Shaped by location and purpose
The school's special focus enable pupils to relate theoretical teaching with physical, sensory and experience-based learning. This type of learning has given shape to New Islands Brygge School.
- We have created an environment where both the setting and the teaching are centred around the oldest pupils. Teachers with special expertise are in charge of teaching, which takes place in project rooms rather than the traditional classroom. This challenges the children and gives them more responsibility. At the same time, it has also been important not to create a "mini-gymnasium". There must also be room for play and creativity, because it is still a school for children - just the bigger ones. I think the pupils have really welcomed the new school," says Head of School Aase Hammer.
The building takes its triangular shape from the adjacent city, port and commons, which each serve as inspiration for the choice of materials and colours.
Since food is a key element of the school's identity, the dining hall is the central room. The double-high-ceilinged dining hall is not just the canteen, but also the hub which interconnects all of the school's functions. This makes the dining hall the gathering point where pupils can meet across the school's many activities.
Since movement is another focus area for the school, it is important that the school's architecture stimulates physical activity and play. This is achieved in particular through the building's dynamic spiraling design which, with a staircase motif, issues an invitation up to the school's active rooftop area. The roof landscape gives access to several of the school's functions, so that pupils can take a fun and active short cut across the roof.

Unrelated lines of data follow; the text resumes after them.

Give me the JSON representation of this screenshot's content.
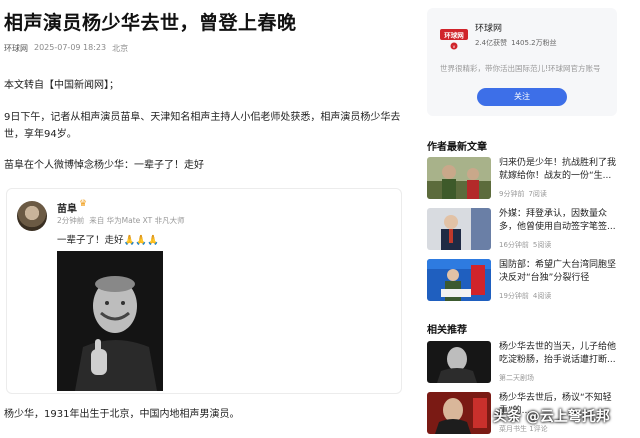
{
  "article": {
    "title": "相声演员杨少华去世，曾登上春晚",
    "source": "环球网",
    "datetime": "2025-07-09 18:23",
    "location": "北京",
    "p1": "本文转自【中国新闻网】；",
    "p2": "9日下午，记者从相声演员苗阜、天津知名相声主持人小佀老师处获悉，相声演员杨少华去世，享年94岁。",
    "p3": "苗阜在个人微博悼念杨少华：一辈子了！走好",
    "p4": "杨少华，1931年出生于北京，中国内地相声男演员。"
  },
  "weibo": {
    "name": "苗阜",
    "badge": "♛",
    "time": "2分钟前",
    "from": "来自 华为Mate XT 非凡大师",
    "text": "一辈子了！走好🙏🙏🙏"
  },
  "profile": {
    "logo_text": "环球网",
    "name": "环球网",
    "followers_get": "2.4亿获赞",
    "fans": "1405.2万粉丝",
    "desc": "世界很精彩，带你活出国际范儿!环球网官方账号",
    "follow": "关注"
  },
  "author_section": {
    "title": "作者最新文章",
    "items": [
      {
        "title": "归来仍是少年！抗战胜利了我就嫁给你！战友的一份“生...",
        "time": "9分钟前",
        "reads": "7阅读"
      },
      {
        "title": "外媒：拜登承认，因数量众多，他曾使用自动签字笔签...",
        "time": "16分钟前",
        "reads": "5阅读"
      },
      {
        "title": "国防部：希望广大台湾同胞坚决反对“台独”分裂行径",
        "time": "19分钟前",
        "reads": "4阅读"
      }
    ]
  },
  "related_section": {
    "title": "相关推荐",
    "items": [
      {
        "title": "杨少华去世的当天，儿子给他吃淀粉肠，抬手说话遭打断...",
        "meta": "第二天剧场"
      },
      {
        "title": "杨少华去世后，杨议“不知轻重”的...",
        "meta": "菜月书生 1评论"
      }
    ]
  },
  "watermark": "头条 @云上弩托邦"
}
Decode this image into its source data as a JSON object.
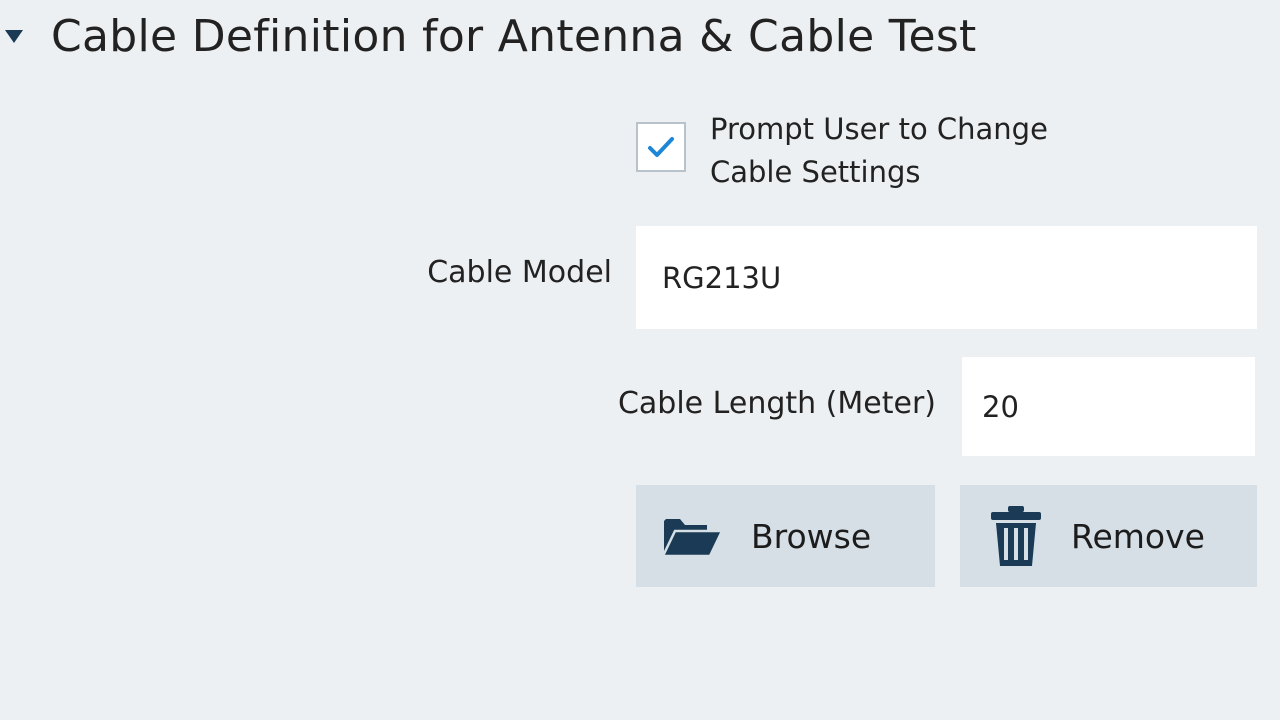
{
  "section": {
    "title": "Cable Definition for Antenna & Cable Test",
    "collapse_icon": "caret-down-icon"
  },
  "prompt": {
    "label": "Prompt User to Change Cable Settings",
    "checked": true
  },
  "cable_model": {
    "label": "Cable Model",
    "value": "RG213U"
  },
  "cable_length": {
    "label": "Cable Length (Meter)",
    "value": "20"
  },
  "buttons": {
    "browse_label": "Browse",
    "browse_icon": "folder-open-icon",
    "remove_label": "Remove",
    "remove_icon": "trash-icon"
  },
  "colors": {
    "background": "#edf0f2",
    "accent": "#1a3a55",
    "check": "#1e86d6",
    "button_bg": "#d6dfe6"
  }
}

The top part of the roof is the sports area, with ample opportunity for physical activity on the running track, in the parkour area, or in the enclosed ball pitch.